▶ _THE INPUT_
————

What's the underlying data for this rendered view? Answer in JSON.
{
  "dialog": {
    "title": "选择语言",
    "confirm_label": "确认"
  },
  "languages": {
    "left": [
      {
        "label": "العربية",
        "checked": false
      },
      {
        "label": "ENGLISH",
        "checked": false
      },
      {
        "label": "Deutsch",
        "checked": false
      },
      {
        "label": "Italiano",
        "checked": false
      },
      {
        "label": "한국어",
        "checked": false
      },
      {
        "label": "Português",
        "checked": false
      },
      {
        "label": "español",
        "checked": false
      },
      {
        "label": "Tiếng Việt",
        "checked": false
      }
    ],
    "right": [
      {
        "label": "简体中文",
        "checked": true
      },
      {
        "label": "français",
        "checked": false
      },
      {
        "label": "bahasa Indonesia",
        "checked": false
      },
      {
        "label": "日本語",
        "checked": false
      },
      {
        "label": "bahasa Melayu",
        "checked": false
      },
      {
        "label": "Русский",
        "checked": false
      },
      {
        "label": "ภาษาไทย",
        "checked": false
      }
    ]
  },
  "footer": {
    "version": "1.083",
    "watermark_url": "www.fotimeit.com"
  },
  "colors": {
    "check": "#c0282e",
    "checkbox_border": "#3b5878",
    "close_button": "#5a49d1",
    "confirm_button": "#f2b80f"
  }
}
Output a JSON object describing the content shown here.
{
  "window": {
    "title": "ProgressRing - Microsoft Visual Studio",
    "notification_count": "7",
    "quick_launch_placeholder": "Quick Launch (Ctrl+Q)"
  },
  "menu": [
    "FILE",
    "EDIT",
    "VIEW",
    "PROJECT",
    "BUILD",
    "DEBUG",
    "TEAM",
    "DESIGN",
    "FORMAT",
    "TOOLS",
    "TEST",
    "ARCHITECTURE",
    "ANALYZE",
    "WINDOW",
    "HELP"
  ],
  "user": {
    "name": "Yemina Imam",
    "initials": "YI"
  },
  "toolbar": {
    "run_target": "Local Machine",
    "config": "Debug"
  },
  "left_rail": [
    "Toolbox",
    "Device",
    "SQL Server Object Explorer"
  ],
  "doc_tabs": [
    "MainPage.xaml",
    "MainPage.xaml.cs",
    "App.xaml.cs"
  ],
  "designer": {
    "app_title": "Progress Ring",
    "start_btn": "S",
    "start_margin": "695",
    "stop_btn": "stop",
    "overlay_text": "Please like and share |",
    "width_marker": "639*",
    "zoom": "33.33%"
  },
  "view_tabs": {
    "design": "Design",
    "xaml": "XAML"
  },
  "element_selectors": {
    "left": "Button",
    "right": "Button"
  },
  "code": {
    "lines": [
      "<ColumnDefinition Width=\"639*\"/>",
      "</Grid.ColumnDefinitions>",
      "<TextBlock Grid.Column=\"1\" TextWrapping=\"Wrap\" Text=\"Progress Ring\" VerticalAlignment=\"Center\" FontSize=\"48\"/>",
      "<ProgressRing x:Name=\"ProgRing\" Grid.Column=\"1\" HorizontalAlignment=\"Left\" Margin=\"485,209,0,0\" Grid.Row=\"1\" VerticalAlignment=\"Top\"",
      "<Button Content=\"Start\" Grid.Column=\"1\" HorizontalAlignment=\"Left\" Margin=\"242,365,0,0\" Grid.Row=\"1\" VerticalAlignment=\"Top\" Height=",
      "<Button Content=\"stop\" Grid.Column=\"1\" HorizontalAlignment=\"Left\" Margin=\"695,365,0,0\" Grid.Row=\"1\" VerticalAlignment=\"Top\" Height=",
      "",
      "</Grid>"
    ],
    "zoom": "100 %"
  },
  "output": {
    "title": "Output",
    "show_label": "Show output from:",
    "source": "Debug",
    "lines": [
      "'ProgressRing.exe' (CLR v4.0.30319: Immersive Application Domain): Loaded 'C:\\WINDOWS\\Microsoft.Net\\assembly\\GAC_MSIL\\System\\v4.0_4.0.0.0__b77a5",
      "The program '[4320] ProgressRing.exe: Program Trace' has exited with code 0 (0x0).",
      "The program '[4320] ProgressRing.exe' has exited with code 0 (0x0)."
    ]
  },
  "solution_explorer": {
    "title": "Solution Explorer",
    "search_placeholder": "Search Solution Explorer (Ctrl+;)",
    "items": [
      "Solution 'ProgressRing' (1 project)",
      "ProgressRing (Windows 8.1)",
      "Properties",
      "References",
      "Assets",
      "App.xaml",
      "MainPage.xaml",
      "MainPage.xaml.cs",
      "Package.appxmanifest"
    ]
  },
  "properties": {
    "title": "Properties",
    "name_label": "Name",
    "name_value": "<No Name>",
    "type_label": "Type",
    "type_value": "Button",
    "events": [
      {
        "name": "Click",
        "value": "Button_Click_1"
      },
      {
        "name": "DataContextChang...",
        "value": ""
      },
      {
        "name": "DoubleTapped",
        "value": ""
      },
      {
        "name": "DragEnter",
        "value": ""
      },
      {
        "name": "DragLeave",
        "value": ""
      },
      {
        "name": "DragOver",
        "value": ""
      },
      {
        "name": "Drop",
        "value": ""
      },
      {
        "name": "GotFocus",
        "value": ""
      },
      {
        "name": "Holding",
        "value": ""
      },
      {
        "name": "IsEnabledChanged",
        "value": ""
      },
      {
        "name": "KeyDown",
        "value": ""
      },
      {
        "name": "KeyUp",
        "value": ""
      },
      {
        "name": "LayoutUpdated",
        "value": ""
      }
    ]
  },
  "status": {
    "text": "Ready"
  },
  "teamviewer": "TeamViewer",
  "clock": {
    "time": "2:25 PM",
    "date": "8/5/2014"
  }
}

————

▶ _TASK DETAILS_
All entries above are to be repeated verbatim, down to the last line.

▶ _ANSWER BOX_
What's the underlying data for this rendered view? Answer in JSON.
{
  "dialog": {
    "title": "选择语言",
    "confirm_label": "确认"
  },
  "languages": {
    "left": [
      {
        "label": "العربية",
        "checked": false
      },
      {
        "label": "ENGLISH",
        "checked": false
      },
      {
        "label": "Deutsch",
        "checked": false
      },
      {
        "label": "Italiano",
        "checked": false
      },
      {
        "label": "한국어",
        "checked": false
      },
      {
        "label": "Português",
        "checked": false
      },
      {
        "label": "español",
        "checked": false
      },
      {
        "label": "Tiếng Việt",
        "checked": false
      }
    ],
    "right": [
      {
        "label": "简体中文",
        "checked": true
      },
      {
        "label": "français",
        "checked": false
      },
      {
        "label": "bahasa Indonesia",
        "checked": false
      },
      {
        "label": "日本語",
        "checked": false
      },
      {
        "label": "bahasa Melayu",
        "checked": false
      },
      {
        "label": "Русский",
        "checked": false
      },
      {
        "label": "ภาษาไทย",
        "checked": false
      }
    ]
  },
  "footer": {
    "version": "1.083",
    "watermark_url": "www.fotimeit.com"
  },
  "colors": {
    "check": "#c0282e",
    "checkbox_border": "#3b5878",
    "close_button": "#5a49d1",
    "confirm_button": "#f2b80f"
  }
}
Output a JSON object describing the content shown here.
{
  "window": {
    "title": "ProgressRing - Microsoft Visual Studio",
    "notification_count": "7",
    "quick_launch_placeholder": "Quick Launch (Ctrl+Q)"
  },
  "menu": [
    "FILE",
    "EDIT",
    "VIEW",
    "PROJECT",
    "BUILD",
    "DEBUG",
    "TEAM",
    "DESIGN",
    "FORMAT",
    "TOOLS",
    "TEST",
    "ARCHITECTURE",
    "ANALYZE",
    "WINDOW",
    "HELP"
  ],
  "user": {
    "name": "Yemina Imam",
    "initials": "YI"
  },
  "toolbar": {
    "run_target": "Local Machine",
    "config": "Debug"
  },
  "left_rail": [
    "Toolbox",
    "Device",
    "SQL Server Object Explorer"
  ],
  "doc_tabs": [
    "MainPage.xaml",
    "MainPage.xaml.cs",
    "App.xaml.cs"
  ],
  "designer": {
    "app_title": "Progress Ring",
    "start_btn": "S",
    "start_margin": "695",
    "stop_btn": "stop",
    "overlay_text": "Please like and share |",
    "width_marker": "639*",
    "zoom": "33.33%"
  },
  "view_tabs": {
    "design": "Design",
    "xaml": "XAML"
  },
  "element_selectors": {
    "left": "Button",
    "right": "Button"
  },
  "code": {
    "lines": [
      "<ColumnDefinition Width=\"639*\"/>",
      "</Grid.ColumnDefinitions>",
      "<TextBlock Grid.Column=\"1\" TextWrapping=\"Wrap\" Text=\"Progress Ring\" VerticalAlignment=\"Center\" FontSize=\"48\"/>",
      "<ProgressRing x:Name=\"ProgRing\" Grid.Column=\"1\" HorizontalAlignment=\"Left\" Margin=\"485,209,0,0\" Grid.Row=\"1\" VerticalAlignment=\"Top\"",
      "<Button Content=\"Start\" Grid.Column=\"1\" HorizontalAlignment=\"Left\" Margin=\"242,365,0,0\" Grid.Row=\"1\" VerticalAlignment=\"Top\" Height=",
      "<Button Content=\"stop\" Grid.Column=\"1\" HorizontalAlignment=\"Left\" Margin=\"695,365,0,0\" Grid.Row=\"1\" VerticalAlignment=\"Top\" Height=",
      "",
      "</Grid>"
    ],
    "zoom": "100 %"
  },
  "output": {
    "title": "Output",
    "show_label": "Show output from:",
    "source": "Debug",
    "lines": [
      "'ProgressRing.exe' (CLR v4.0.30319: Immersive Application Domain): Loaded 'C:\\WINDOWS\\Microsoft.Net\\assembly\\GAC_MSIL\\System\\v4.0_4.0.0.0__b77a5",
      "The program '[4320] ProgressRing.exe: Program Trace' has exited with code 0 (0x0).",
      "The program '[4320] ProgressRing.exe' has exited with code 0 (0x0)."
    ]
  },
  "solution_explorer": {
    "title": "Solution Explorer",
    "search_placeholder": "Search Solution Explorer (Ctrl+;)",
    "items": [
      "Solution 'ProgressRing' (1 project)",
      "ProgressRing (Windows 8.1)",
      "Properties",
      "References",
      "Assets",
      "App.xaml",
      "MainPage.xaml",
      "MainPage.xaml.cs",
      "Package.appxmanifest"
    ]
  },
  "properties": {
    "title": "Properties",
    "name_label": "Name",
    "name_value": "<No Name>",
    "type_label": "Type",
    "type_value": "Button",
    "events": [
      {
        "name": "Click",
        "value": "Button_Click_1"
      },
      {
        "name": "DataContextChang...",
        "value": ""
      },
      {
        "name": "DoubleTapped",
        "value": ""
      },
      {
        "name": "DragEnter",
        "value": ""
      },
      {
        "name": "DragLeave",
        "value": ""
      },
      {
        "name": "DragOver",
        "value": ""
      },
      {
        "name": "Drop",
        "value": ""
      },
      {
        "name": "GotFocus",
        "value": ""
      },
      {
        "name": "Holding",
        "value": ""
      },
      {
        "name": "IsEnabledChanged",
        "value": ""
      },
      {
        "name": "KeyDown",
        "value": ""
      },
      {
        "name": "KeyUp",
        "value": ""
      },
      {
        "name": "LayoutUpdated",
        "value": ""
      }
    ]
  },
  "status": {
    "text": "Ready"
  },
  "teamviewer": "TeamViewer",
  "clock": {
    "time": "2:25 PM",
    "date": "8/5/2014"
  }
}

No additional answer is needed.